Start of Block
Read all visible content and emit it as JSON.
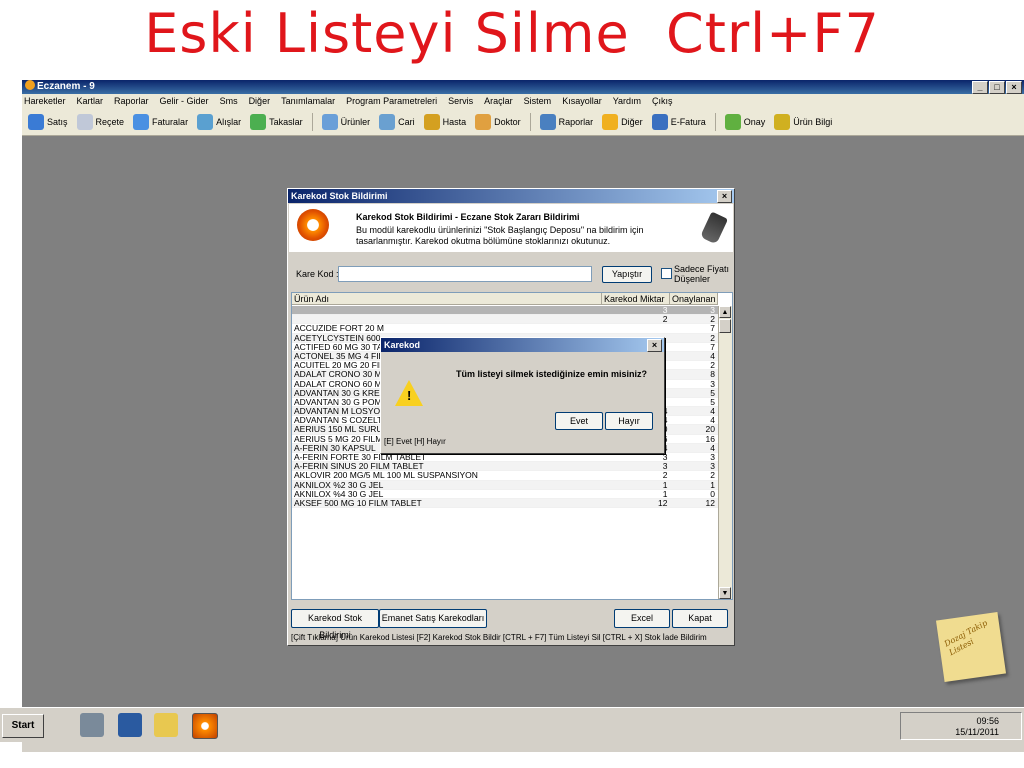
{
  "slide_title": "Eski Listeyi Silme  Ctrl+F7",
  "app": {
    "title": "Eczanem - 9",
    "menu": [
      "Hareketler",
      "Kartlar",
      "Raporlar",
      "Gelir - Gider",
      "Sms",
      "Diğer",
      "Tanımlamalar",
      "Program Parametreleri",
      "Servis",
      "Araçlar",
      "Sistem",
      "Kısayollar",
      "Yardım",
      "Çıkış"
    ],
    "toolbar": [
      {
        "label": "Satış",
        "icon": "cart-icon",
        "color": "#3a7bd5"
      },
      {
        "label": "Reçete",
        "icon": "document-icon",
        "color": "#c0c8d8"
      },
      {
        "label": "Faturalar",
        "icon": "invoice-icon",
        "color": "#4a90e2"
      },
      {
        "label": "Alışlar",
        "icon": "purchase-icon",
        "color": "#5aa0d0"
      },
      {
        "label": "Takaslar",
        "icon": "swap-icon",
        "color": "#4caf50"
      },
      {
        "label": "Ürünler",
        "icon": "products-icon",
        "color": "#6a9fd8"
      },
      {
        "label": "Cari",
        "icon": "accounts-icon",
        "color": "#6aa0d0"
      },
      {
        "label": "Hasta",
        "icon": "patient-icon",
        "color": "#d4a020"
      },
      {
        "label": "Doktor",
        "icon": "doctor-icon",
        "color": "#e0a040"
      },
      {
        "label": "Raporlar",
        "icon": "reports-icon",
        "color": "#4a80c0"
      },
      {
        "label": "Diğer",
        "icon": "other-icon",
        "color": "#f0b020"
      },
      {
        "label": "E-Fatura",
        "icon": "efatura-icon",
        "color": "#3a70c0"
      },
      {
        "label": "Onay",
        "icon": "approve-icon",
        "color": "#60b040"
      },
      {
        "label": "Ürün Bilgi",
        "icon": "product-info-icon",
        "color": "#d0b020"
      }
    ]
  },
  "stock_window": {
    "title": "Karekod Stok Bildirimi",
    "header_title": "Karekod Stok Bildirimi - Eczane Stok Zararı Bildirimi",
    "header_desc": "Bu modül karekodlu ürünlerinizi \"Stok Başlangıç Deposu\" na bildirim için tasarlanmıştır. Karekod okutma bölümüne stoklarınızı okutunuz.",
    "kare_kod_label": "Kare Kod :",
    "kare_kod_value": "",
    "paste_button": "Yapıştır",
    "checkbox_label_1": "Sadece Fiyatı",
    "checkbox_label_2": "Düşenler",
    "columns": [
      "Ürün Adı",
      "Karekod Miktar",
      "Onaylanan"
    ],
    "rows": [
      {
        "name": "",
        "qty": "3",
        "approved": "3"
      },
      {
        "name": "",
        "qty": "2",
        "approved": "2"
      },
      {
        "name": "ACCUZIDE FORT 20 M",
        "qty": "",
        "approved": "7"
      },
      {
        "name": "ACETYLCYSTEIN 600",
        "qty": "",
        "approved": "2"
      },
      {
        "name": "ACTIFED 60 MG 30 TA",
        "qty": "",
        "approved": "7"
      },
      {
        "name": "ACTONEL 35 MG 4 FIL",
        "qty": "",
        "approved": "4"
      },
      {
        "name": "ACUITEL 20 MG 20 FIL",
        "qty": "",
        "approved": "2"
      },
      {
        "name": "ADALAT CRONO 30 M",
        "qty": "",
        "approved": "8"
      },
      {
        "name": "ADALAT CRONO 60 M",
        "qty": "",
        "approved": "3"
      },
      {
        "name": "ADVANTAN 30 G KREI",
        "qty": "",
        "approved": "5"
      },
      {
        "name": "ADVANTAN 30 G POM",
        "qty": "",
        "approved": "5"
      },
      {
        "name": "ADVANTAN M LOSYON 50 G",
        "qty": "4",
        "approved": "4"
      },
      {
        "name": "ADVANTAN S COZELTI %0.1 20 ML",
        "qty": "4",
        "approved": "4"
      },
      {
        "name": "AERIUS 150 ML SURUP",
        "qty": "20",
        "approved": "20"
      },
      {
        "name": "AERIUS 5 MG 20 FILM TABLET",
        "qty": "16",
        "approved": "16"
      },
      {
        "name": "A-FERIN 30 KAPSUL",
        "qty": "4",
        "approved": "4"
      },
      {
        "name": "A-FERIN FORTE 30 FILM TABLET",
        "qty": "3",
        "approved": "3"
      },
      {
        "name": "A-FERIN SINUS 20 FILM TABLET",
        "qty": "3",
        "approved": "3"
      },
      {
        "name": "AKLOVIR 200 MG/5 ML 100 ML SUSPANSIYON",
        "qty": "2",
        "approved": "2"
      },
      {
        "name": "AKNILOX %2  30 G JEL",
        "qty": "1",
        "approved": "1"
      },
      {
        "name": "AKNILOX %4 30 G JEL",
        "qty": "1",
        "approved": "0"
      },
      {
        "name": "AKSEF 500 MG 10 FILM TABLET",
        "qty": "12",
        "approved": "12"
      }
    ],
    "btn_stock_notice": "Karekod Stok Bildirimi",
    "btn_consignment": "Emanet Satış Karekodları",
    "btn_excel": "Excel",
    "btn_close": "Kapat",
    "shortcut_hint": "[Çift Tıklama] Ürün Karekod Listesi  [F2] Karekod Stok Bildir  [CTRL + F7] Tüm Listeyi Sil  [CTRL + X] Stok İade Bildirim"
  },
  "dialog": {
    "title": "Karekod",
    "message": "Tüm listeyi silmek istediğinize emin misiniz?",
    "yes": "Evet",
    "no": "Hayır",
    "hint": "[E] Evet   [H] Hayır"
  },
  "note": {
    "line1": "Dozaj Takip",
    "line2": "Listesi"
  },
  "taskbar": {
    "start": "Start",
    "time": "09:56",
    "date": "15/11/2011"
  }
}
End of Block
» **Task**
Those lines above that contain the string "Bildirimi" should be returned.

» **Solution to this problem**
    "title": "Karekod Stok Bildirimi",
    "header_title": "Karekod Stok Bildirimi - Eczane Stok Zararı Bildirimi",
    "btn_stock_notice": "Karekod Stok Bildirimi",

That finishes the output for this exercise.